◆ **PROBLEM TO SOLVE**
Report every line below that holds the word "title".

Excerpts from an interface dataset

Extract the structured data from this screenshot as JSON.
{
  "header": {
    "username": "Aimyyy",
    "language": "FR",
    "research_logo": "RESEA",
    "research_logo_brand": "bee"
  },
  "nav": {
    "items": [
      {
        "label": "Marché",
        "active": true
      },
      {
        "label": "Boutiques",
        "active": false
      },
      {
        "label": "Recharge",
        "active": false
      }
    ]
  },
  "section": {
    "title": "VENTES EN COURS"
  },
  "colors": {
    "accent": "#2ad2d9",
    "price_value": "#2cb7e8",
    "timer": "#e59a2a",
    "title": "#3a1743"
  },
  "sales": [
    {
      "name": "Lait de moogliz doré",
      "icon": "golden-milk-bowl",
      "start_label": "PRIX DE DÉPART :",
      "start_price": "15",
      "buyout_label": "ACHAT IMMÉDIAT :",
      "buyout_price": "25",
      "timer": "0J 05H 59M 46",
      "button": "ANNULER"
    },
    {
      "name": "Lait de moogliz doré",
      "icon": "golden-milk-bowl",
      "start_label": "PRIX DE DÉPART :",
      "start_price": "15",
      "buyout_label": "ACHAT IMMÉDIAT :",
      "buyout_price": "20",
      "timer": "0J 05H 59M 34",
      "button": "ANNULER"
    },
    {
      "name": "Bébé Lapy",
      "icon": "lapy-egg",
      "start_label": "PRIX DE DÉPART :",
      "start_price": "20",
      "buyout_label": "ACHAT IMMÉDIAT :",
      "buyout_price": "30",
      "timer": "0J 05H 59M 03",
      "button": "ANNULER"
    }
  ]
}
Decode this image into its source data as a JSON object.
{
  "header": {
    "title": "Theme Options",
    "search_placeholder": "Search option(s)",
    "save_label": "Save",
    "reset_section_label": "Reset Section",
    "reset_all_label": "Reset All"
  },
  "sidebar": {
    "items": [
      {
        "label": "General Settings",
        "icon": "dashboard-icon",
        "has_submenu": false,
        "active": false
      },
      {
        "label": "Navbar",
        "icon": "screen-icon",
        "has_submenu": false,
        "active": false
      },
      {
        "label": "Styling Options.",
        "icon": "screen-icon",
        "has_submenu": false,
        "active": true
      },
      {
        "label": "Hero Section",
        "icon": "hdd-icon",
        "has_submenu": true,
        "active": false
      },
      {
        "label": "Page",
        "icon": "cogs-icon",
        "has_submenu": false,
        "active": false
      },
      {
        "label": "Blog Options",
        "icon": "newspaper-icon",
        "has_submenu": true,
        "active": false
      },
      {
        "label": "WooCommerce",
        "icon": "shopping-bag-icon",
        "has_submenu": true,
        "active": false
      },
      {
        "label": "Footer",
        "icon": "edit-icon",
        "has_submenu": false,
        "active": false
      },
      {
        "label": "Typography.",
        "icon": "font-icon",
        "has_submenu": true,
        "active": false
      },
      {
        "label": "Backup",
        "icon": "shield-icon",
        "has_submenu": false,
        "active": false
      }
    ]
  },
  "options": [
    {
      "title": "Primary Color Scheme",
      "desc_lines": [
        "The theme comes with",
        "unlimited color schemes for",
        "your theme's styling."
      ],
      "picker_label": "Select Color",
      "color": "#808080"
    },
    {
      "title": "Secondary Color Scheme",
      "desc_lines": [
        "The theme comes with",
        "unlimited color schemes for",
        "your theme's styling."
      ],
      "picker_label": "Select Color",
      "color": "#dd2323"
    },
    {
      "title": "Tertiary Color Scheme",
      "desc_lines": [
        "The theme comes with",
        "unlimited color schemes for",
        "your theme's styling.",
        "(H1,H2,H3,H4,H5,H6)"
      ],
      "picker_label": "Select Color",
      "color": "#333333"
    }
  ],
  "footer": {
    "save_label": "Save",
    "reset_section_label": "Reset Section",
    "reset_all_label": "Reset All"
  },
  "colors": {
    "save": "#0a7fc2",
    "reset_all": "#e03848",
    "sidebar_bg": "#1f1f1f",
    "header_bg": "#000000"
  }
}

◆ **RESPONSE TO THIS TASK**
    "title": "VENTES EN COURS"
    "title": "#3a1743"
    "title": "Theme Options",
      "title": "Primary Color Scheme",
      "title": "Secondary Color Scheme",
      "title": "Tertiary Color Scheme",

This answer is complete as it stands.